A nature photographer who has logged thousands of hours at Yellowstone National Park, Humphrey is sought by those interested in taking a peek at nature’s truly wild side in northern Nevada and who usually want to capture it through a lens. He teaches visitors how to behave around horses, keep their distance, and even get the animals to position themselves for a shot, even though he admits he’s never been closer than 30 feet from one of the wild horses roaming the Carson Valley.
Like Bautz and Baca, Humphrey guides locals, Europeans, Australians, New Zealanders, Korean tourists, and plenty more.
“I get bucket list people. Once we get to a spot where we see them (the horses), some will just lean back against the truck and you can see the tears coming down their face,” he says.
Humphrey may be less an advocate for the horses themselves and more one for their home, or the land they roam. He’s also a voice in the area known for telling travelers, locals, and even BLM employees researching the area, to allow nature to run its own course, even if nature appears cruel and unwelcoming to these animals. Currently, there are about 60 horses in the area. Some are threatened by local mountain lions, injuries, and areas where food may be less abundant.
“Some will make up stories and say there just isn’t enough food. That’s not true,” he says.
The number of horses fluctuates between 60 and 80 and you may see a carcass from time to time while looking for a stallion bounding through the wild.
“It’s nature’s way. It should stay that way. That’s the raw part of it,” he says. “Some people understand and realize and appreciate this…This needs to happen to keep the numbers down and have enough food and water for all of them.”
Brian Beffort, director of the Toiyabe chapter of the Sierra Club, is another advocate for Nevada land, particularly maintaining federal control of monuments and other protected areas. He sees tourist interest in Nevada’s nature as a statement of support and opportunity to educate on critical issues they may not understand.
Gold Butte National Monument, for example, is currently under review by the federal government for possible changes that would allow more public and possibly industrial access to it, a potential threat to the monument.
“We all own these amazing lands and are ours to go out and explore and I don’t think people want to get rid of that,” he says.
Beffort supports any traveler’s decision to get away from the material greatness capitalism offers. It’s necessary to prevent the condition author Richard Louv coined as “Nature Deficit Disorder” in his book Last Child in the Woods. His theory is that a disconnection from nature encourages a wide range of behavioral problems among children and adults.
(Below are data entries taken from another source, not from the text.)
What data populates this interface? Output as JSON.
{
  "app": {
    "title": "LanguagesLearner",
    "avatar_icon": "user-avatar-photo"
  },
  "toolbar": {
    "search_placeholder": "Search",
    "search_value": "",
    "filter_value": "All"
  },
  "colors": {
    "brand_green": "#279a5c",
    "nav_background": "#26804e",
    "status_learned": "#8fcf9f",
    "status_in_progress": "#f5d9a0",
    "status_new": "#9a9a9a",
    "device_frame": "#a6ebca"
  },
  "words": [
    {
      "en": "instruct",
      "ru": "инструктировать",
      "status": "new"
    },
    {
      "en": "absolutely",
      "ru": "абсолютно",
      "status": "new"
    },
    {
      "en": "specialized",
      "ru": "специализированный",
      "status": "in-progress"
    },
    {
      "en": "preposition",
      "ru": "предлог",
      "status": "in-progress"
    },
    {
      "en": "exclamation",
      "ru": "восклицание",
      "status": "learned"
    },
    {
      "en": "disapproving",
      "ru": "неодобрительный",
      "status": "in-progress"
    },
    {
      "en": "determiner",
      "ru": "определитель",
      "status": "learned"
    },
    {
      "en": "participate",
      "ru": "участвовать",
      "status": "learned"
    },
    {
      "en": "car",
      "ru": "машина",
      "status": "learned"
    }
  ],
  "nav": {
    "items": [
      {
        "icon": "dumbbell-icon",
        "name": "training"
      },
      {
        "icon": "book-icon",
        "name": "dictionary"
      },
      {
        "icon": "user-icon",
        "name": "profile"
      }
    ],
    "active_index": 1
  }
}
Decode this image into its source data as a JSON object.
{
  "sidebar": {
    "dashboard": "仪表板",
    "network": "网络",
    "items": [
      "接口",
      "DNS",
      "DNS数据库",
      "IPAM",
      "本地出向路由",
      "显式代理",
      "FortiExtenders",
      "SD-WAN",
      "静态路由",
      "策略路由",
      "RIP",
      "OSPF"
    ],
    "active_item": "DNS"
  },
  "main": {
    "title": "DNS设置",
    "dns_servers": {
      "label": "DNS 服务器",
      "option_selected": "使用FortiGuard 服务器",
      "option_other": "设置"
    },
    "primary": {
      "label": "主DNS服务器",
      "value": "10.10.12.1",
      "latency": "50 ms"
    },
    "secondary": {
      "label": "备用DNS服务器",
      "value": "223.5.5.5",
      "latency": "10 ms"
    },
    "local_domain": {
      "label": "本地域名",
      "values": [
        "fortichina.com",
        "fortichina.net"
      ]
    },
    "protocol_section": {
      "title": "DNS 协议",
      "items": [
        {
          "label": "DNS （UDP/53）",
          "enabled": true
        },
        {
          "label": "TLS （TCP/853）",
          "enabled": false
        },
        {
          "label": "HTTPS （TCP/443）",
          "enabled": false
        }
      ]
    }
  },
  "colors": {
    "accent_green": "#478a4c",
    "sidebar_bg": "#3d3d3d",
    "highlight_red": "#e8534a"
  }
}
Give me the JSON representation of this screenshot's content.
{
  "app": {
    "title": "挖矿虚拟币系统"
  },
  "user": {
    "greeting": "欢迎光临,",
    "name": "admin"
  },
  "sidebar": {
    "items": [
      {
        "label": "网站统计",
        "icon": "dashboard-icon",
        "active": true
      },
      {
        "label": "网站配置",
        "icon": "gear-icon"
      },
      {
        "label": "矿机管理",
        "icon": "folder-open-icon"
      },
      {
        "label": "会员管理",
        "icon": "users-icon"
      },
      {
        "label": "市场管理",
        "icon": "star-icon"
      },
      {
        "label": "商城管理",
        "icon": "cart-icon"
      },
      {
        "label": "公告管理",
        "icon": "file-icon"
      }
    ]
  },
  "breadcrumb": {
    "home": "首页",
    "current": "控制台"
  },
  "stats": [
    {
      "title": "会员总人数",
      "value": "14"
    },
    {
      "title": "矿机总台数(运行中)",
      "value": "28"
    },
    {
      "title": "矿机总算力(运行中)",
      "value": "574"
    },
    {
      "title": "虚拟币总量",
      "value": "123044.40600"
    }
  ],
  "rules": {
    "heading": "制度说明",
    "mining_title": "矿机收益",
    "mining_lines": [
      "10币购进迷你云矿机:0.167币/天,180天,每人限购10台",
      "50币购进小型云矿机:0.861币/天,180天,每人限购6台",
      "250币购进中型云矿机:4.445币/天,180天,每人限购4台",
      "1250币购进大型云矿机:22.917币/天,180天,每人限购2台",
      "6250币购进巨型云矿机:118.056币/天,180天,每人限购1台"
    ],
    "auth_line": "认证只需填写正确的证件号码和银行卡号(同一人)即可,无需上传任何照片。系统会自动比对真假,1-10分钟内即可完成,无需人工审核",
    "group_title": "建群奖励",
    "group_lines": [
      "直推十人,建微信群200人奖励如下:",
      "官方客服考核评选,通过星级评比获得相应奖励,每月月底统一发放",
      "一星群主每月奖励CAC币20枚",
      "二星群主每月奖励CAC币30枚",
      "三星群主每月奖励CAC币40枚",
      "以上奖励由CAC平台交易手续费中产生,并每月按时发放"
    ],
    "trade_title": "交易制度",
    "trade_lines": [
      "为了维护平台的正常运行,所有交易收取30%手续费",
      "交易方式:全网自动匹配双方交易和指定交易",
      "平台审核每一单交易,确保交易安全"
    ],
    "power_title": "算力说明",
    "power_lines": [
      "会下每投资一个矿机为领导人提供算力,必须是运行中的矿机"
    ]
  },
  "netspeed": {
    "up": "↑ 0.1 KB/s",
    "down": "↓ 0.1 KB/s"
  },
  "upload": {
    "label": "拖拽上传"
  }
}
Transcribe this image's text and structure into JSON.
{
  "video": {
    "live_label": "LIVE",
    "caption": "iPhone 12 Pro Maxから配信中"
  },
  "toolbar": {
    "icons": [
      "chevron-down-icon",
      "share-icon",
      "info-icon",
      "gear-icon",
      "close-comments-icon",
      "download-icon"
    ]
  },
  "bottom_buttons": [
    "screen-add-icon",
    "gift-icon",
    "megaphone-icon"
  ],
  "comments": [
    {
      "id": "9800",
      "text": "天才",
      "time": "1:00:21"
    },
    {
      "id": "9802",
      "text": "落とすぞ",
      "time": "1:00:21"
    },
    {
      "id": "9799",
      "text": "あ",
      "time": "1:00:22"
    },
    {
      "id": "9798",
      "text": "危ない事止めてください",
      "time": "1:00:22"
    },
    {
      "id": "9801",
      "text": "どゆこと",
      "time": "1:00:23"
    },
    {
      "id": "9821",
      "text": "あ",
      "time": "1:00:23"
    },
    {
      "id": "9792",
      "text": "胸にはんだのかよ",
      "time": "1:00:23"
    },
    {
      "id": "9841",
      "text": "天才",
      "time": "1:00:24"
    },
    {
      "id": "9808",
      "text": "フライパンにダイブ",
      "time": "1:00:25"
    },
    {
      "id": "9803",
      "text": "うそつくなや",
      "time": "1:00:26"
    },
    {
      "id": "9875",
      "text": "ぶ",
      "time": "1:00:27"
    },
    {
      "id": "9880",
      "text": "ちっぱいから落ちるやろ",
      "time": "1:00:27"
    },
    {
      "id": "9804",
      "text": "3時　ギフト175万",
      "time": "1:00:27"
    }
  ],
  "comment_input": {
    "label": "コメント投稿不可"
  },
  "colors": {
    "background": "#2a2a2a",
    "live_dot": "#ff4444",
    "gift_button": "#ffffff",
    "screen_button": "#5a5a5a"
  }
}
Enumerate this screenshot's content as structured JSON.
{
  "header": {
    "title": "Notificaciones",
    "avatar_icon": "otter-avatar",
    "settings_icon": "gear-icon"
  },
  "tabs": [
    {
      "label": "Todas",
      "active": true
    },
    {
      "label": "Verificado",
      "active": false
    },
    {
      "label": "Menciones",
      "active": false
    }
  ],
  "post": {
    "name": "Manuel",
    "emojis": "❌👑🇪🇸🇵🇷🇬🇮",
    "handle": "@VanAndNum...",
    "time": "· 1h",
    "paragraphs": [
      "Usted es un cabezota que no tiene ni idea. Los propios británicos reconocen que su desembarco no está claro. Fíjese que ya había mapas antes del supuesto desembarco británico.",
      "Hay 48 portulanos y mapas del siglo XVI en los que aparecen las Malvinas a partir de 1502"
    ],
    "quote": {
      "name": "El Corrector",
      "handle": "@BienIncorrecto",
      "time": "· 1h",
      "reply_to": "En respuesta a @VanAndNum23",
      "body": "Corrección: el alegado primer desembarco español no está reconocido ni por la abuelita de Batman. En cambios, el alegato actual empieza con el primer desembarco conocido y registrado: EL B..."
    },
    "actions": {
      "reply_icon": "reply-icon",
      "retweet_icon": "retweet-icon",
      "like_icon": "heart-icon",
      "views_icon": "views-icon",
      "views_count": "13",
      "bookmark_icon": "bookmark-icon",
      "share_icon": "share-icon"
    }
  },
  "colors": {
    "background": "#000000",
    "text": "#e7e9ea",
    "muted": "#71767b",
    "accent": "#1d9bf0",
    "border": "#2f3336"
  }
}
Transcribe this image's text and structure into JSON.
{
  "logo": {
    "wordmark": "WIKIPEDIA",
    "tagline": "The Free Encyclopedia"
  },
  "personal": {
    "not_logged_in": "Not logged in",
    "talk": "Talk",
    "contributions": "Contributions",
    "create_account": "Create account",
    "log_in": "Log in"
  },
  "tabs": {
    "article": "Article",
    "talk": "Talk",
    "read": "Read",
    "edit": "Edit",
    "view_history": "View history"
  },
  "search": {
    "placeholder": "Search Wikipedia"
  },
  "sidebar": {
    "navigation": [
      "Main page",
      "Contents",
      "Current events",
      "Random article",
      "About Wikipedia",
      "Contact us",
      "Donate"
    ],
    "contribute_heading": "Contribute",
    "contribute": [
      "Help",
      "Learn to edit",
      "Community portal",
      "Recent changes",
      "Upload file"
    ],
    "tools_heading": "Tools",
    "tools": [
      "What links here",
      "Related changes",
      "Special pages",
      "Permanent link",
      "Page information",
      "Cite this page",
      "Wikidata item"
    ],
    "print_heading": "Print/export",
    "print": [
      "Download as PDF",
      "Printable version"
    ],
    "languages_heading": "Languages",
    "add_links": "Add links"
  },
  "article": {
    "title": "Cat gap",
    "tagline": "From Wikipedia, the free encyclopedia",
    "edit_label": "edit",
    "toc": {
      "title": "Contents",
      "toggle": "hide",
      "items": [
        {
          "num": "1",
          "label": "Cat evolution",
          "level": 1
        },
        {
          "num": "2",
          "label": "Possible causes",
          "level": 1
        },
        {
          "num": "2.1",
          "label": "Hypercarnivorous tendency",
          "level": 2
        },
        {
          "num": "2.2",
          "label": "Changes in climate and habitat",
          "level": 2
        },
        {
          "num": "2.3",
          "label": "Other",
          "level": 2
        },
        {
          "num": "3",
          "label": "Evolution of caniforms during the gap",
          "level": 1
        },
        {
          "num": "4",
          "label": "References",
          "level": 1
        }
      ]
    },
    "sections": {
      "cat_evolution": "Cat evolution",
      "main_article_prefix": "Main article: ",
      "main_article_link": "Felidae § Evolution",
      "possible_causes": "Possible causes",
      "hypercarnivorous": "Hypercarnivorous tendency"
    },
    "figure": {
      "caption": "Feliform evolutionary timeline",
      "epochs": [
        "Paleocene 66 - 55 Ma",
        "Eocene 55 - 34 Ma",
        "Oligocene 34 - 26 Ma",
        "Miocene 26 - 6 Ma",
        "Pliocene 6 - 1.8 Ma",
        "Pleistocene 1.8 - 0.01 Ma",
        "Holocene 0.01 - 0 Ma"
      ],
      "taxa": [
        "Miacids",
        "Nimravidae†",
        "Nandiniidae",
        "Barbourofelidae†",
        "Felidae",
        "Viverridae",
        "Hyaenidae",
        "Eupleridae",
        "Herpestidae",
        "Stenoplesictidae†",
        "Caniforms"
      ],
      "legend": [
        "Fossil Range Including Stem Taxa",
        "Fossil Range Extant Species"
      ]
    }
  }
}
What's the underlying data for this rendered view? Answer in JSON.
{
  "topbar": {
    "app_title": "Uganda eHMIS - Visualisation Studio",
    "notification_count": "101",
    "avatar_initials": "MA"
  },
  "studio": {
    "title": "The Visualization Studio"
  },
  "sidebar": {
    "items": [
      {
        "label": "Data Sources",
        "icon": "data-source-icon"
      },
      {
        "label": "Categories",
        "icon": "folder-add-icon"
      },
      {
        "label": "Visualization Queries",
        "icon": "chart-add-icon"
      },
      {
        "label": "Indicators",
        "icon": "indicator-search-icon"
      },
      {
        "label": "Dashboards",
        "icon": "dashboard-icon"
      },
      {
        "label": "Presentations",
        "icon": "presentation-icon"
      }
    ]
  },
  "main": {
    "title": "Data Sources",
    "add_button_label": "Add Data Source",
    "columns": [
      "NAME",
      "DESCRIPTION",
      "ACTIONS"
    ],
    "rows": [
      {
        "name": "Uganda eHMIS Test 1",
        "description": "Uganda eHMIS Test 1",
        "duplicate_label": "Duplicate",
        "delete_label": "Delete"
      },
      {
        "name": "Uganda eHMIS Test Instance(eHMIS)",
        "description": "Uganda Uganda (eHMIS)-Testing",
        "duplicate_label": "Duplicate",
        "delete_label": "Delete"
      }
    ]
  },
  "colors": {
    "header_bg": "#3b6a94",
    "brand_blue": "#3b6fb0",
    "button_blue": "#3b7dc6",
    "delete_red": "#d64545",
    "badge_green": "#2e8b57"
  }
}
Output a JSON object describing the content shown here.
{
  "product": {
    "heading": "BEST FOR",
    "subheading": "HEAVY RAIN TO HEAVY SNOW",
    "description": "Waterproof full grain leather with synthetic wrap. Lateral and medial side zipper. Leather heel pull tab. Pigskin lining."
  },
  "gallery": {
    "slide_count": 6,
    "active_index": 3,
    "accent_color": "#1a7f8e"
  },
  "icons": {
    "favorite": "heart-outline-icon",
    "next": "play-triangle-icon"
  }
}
“I think some people don’t realize that if you don’t think about these things too deeply, you don’t see their significance.”
Outdoor Travel Tours with tourists from Massachusetts in Valley of Fire
Outside Las Vegas Foundation, WMSCG Clean up at Flamingo Arroyo Trail